* _ASSIGNED TASK_
Please check every line of the listing for "Ctrl" and copy each line where it is found.

Segment Start: DATA EXTRACTS

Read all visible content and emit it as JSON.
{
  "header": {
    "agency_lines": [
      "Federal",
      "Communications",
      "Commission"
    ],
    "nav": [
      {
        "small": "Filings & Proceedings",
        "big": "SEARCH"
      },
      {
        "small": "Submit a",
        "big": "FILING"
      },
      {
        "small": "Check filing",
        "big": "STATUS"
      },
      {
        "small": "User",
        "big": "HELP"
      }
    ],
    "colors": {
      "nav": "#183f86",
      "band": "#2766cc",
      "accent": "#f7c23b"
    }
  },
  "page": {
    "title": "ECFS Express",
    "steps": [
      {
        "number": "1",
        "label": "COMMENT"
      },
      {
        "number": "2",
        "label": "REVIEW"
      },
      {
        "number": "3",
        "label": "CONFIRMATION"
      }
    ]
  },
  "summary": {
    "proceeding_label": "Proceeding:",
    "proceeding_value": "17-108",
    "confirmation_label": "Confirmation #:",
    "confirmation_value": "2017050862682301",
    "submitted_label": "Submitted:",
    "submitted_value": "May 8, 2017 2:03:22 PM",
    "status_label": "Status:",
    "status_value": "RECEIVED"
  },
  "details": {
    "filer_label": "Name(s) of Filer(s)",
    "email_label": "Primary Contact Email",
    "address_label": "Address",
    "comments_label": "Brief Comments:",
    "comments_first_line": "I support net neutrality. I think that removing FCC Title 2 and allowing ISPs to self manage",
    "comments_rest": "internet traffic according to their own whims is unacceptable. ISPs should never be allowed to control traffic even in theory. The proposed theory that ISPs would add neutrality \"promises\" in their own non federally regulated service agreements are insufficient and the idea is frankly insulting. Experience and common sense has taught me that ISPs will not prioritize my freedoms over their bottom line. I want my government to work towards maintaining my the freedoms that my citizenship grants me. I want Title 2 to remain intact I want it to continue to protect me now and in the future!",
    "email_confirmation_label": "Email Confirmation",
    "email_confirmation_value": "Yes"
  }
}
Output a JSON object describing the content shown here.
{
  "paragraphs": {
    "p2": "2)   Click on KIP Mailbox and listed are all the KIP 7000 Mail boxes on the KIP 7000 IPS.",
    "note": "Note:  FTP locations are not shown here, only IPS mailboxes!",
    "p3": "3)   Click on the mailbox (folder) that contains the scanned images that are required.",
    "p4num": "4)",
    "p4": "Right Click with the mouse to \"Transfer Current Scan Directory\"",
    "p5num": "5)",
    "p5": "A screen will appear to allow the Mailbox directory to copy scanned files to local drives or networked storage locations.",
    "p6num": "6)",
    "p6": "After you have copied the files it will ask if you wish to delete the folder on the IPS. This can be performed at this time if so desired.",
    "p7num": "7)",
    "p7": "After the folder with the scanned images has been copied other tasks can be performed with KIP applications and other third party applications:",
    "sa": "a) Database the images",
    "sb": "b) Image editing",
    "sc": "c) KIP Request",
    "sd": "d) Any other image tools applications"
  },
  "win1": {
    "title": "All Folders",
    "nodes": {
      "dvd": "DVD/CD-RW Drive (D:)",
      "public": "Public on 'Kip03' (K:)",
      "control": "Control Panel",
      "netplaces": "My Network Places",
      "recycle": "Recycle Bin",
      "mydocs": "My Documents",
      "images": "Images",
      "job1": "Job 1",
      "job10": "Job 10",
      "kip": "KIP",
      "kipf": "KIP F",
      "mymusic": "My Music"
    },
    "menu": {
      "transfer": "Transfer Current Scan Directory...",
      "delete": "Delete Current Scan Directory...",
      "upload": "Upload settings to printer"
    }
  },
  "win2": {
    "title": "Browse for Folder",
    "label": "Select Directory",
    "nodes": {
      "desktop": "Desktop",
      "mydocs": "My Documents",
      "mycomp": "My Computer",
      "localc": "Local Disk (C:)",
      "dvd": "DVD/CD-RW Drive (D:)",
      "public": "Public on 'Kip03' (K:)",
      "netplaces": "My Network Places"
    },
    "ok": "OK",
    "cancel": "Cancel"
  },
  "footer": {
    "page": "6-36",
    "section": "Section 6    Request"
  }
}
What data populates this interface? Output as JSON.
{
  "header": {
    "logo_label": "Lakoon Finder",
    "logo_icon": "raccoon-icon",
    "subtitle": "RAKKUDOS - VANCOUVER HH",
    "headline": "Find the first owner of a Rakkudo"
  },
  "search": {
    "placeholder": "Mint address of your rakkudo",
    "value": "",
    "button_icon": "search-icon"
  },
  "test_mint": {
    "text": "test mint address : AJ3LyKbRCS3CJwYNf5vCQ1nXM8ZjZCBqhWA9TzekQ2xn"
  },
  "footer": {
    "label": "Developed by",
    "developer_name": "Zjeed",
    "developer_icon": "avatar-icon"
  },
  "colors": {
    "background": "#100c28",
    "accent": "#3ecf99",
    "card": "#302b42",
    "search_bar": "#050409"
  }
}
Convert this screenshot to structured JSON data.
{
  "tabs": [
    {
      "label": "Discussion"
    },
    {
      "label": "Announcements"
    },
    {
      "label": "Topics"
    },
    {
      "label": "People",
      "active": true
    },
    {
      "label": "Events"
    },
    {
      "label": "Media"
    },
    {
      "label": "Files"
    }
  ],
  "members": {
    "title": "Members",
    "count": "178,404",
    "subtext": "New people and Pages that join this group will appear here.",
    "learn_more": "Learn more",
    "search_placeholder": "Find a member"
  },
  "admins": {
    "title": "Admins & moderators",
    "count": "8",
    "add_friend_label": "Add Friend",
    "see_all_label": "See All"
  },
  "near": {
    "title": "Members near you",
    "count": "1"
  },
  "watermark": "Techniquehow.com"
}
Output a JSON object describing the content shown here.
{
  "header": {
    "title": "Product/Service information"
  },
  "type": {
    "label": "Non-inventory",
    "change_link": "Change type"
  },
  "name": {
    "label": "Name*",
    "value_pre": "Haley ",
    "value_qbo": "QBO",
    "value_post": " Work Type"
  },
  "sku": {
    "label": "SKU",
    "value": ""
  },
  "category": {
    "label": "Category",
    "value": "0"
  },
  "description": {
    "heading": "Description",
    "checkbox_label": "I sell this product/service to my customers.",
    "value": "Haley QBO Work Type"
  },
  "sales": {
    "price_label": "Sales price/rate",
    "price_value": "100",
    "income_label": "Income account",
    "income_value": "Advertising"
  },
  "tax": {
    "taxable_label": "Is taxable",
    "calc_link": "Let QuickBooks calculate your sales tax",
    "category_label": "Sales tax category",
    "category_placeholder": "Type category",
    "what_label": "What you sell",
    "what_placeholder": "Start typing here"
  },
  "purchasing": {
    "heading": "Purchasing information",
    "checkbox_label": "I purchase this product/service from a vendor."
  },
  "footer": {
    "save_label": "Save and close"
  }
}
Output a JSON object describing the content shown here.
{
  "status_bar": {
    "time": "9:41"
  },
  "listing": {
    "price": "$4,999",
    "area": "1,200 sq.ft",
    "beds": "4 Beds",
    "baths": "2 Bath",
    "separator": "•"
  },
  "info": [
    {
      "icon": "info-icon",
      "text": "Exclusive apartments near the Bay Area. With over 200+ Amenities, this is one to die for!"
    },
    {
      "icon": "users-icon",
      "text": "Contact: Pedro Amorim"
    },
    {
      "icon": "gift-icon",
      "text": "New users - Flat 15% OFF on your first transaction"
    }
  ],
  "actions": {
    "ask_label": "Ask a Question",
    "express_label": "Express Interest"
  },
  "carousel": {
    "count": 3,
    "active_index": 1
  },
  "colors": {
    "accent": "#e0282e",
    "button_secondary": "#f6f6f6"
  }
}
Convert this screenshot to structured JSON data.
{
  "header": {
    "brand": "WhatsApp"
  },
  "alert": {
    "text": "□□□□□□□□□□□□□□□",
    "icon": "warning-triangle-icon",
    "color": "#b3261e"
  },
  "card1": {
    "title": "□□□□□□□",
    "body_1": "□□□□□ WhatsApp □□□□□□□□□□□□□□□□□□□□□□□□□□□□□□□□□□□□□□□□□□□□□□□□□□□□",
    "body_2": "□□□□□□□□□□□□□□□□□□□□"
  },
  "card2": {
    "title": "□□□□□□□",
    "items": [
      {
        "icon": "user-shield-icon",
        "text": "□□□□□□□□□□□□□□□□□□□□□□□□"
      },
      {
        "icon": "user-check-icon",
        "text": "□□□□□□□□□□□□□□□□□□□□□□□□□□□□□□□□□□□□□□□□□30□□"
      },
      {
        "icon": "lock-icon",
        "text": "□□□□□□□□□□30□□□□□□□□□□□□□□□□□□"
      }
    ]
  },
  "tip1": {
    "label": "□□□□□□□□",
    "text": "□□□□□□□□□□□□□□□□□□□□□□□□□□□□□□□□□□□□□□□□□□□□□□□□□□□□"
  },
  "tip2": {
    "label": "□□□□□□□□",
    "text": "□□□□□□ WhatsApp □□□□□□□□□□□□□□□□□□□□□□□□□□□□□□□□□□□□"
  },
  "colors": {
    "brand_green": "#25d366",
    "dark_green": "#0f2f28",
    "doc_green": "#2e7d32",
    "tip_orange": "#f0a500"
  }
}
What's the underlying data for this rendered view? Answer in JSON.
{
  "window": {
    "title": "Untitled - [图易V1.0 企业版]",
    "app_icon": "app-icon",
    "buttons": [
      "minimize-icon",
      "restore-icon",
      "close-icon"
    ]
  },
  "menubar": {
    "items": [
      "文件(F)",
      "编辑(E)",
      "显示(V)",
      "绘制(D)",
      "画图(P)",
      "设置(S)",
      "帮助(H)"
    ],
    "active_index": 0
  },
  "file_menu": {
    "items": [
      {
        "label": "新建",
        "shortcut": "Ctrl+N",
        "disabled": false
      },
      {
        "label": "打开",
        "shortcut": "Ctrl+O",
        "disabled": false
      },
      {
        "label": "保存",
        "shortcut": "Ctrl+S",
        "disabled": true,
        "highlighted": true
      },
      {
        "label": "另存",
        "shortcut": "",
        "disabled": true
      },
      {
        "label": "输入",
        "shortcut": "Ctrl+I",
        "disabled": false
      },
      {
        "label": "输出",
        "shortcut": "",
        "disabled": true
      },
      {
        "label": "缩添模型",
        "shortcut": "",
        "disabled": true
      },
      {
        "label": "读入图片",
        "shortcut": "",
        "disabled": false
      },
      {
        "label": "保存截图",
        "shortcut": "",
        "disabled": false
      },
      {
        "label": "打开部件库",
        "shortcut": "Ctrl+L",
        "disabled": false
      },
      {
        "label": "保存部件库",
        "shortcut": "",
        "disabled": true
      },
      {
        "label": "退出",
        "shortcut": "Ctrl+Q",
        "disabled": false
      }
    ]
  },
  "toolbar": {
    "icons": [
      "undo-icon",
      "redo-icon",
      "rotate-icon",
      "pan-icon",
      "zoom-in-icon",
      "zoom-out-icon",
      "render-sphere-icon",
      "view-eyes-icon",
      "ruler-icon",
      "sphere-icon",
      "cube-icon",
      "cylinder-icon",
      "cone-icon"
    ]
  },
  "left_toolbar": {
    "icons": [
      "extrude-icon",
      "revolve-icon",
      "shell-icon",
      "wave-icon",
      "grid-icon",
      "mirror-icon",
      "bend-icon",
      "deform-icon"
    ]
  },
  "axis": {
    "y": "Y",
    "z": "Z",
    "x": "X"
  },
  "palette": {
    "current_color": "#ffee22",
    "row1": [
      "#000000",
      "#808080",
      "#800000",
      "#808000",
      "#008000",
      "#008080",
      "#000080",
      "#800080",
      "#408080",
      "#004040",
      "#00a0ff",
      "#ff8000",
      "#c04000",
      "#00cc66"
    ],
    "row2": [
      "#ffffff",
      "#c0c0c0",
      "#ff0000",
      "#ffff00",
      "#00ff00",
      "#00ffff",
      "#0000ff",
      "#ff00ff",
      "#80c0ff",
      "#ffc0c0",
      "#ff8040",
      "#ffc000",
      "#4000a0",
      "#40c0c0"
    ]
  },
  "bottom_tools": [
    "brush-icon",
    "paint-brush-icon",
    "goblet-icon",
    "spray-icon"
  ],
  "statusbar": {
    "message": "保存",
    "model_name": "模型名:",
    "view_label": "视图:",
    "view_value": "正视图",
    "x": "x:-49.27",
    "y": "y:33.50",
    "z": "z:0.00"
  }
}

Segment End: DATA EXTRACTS

* _TASK RESULT_
        "shortcut": "Ctrl+N",
        "shortcut": "Ctrl+O",
        "shortcut": "Ctrl+S",
        "shortcut": "Ctrl+I",
        "shortcut": "Ctrl+L",
        "shortcut": "Ctrl+Q",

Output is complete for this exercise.